For the first time, industry talking-point Huawei is going to list to the long line of companies which has Intel Inside. Huawei will use Intel’s latest just-announced Xeon architecture, the E5-2600. There will be 22 servers launching in 2012 with the Intel E5-2600. For now, Huawei launched six servers, with four commercially available already.
Intel’s spokesperson at Huawei’s CeBit press conference revealed that until a couple of weeks ago, Huawei was more like “who-are-they?” – his words. Storage is becoming much smarter because it needs to be, and, of course, that is why Huawei has gone for putting Intel under the bonnet of its new servers.
The move to Intel, according to Johann Strauss, Huawei’s director of IT product lines, is part of the company’s green efficiency and application acceleration. Strauss asked the audience whether it was aware of Huawei’s IT strategy. He was greeted with silence, however, he quickly pointed out that plenty of big players are asking Huawei directly to build them cloud and server products, especially by the major carriers who serve 50 million or so people.
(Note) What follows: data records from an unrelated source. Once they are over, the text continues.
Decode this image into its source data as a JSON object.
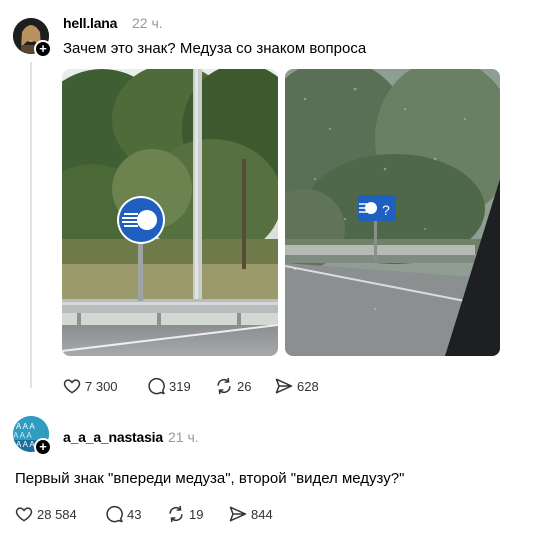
{
  "post1": {
    "username": "hell.lana",
    "time": "22 ч.",
    "text": "Зачем это знак? Медуза со знаком вопроса",
    "avatar_icon": "avatar-photo-icon",
    "stats": {
      "likes": "7 300",
      "replies": "319",
      "reposts": "26",
      "shares": "628"
    }
  },
  "post2": {
    "username": "a_a_a_nastasia",
    "time": "21 ч.",
    "text": "Первый знак \"впереди медуза\", второй \"видел медузу?\"",
    "avatar_icon": "avatar-pattern-icon",
    "stats": {
      "likes": "28 584",
      "replies": "43",
      "reposts": "19",
      "shares": "844"
    }
  },
  "colors": {
    "sign_blue": "#1f5fbf",
    "time_gray": "#999999",
    "thread_line": "#e2e2e2"
  }
}
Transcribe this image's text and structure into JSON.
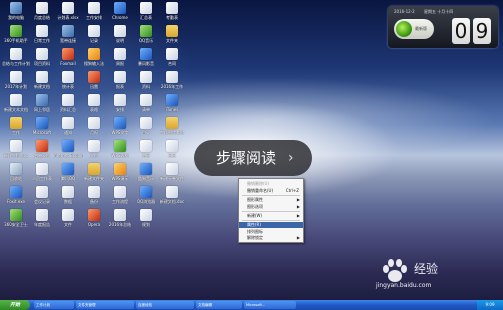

Its own internal structure is based on its own products – Huawei runs one of the largest clouds in the world, internally.
“To fuel the cloud you need to be fast,” Strauss said, “it’s not enough to use standard CPUs, we built our own motherboards to build servers.” He said that because Huawei has to build its own compact servers, it has to be greener to get the scale right. When it comes to cloud, power is also important to do, Strauss said. “You need to put a lot of processing power in the smallest space you can find.”
Huawei Enterprise, it transpired, makes everything under the sun. It also announced a line of also announced
Elsewhere, execs were keen to point out Huawei Enterprise’s success. David Hu, president of marketing at Huawei Enterprise, noted that the group was formally established only roughly one year ago. Despite that, in 2011, it managed to earn $3.8 billion and is now supporting infrastructure across a wide range of market segments, including, government, public sector, transportation, and commercial business enterprise IT. And its ambitions are lofty. Huawei Enterprise expects to be earning $15 billion by 2015.
Meanwhile, Geoff Johnson, research vice president at Gartner, said that Huawei is especially well placed to be a top player. Its work in telepresence will propel it “straight to the boardroom”, where execs who otherwise might not be fussed about core technology will be impressed at its efforts.
“If I was to say how we should think about Huawei, particularly enterprise, it can provide products that let you build your own networks,” Johnson said. “DIY.”
Gartner doesn’t think the unified communications industry will be populated by a single vendor – it’s going to be a multi vendor environment – and Huawei is well positioned to be one of them.
A spokesperson said that he and Huawei understood why the USA would worry about it as a company, because it is a natural talking point in the industry. He assured TechEye that the company is more transparent than ever and is having frequent conversations with the US authorities.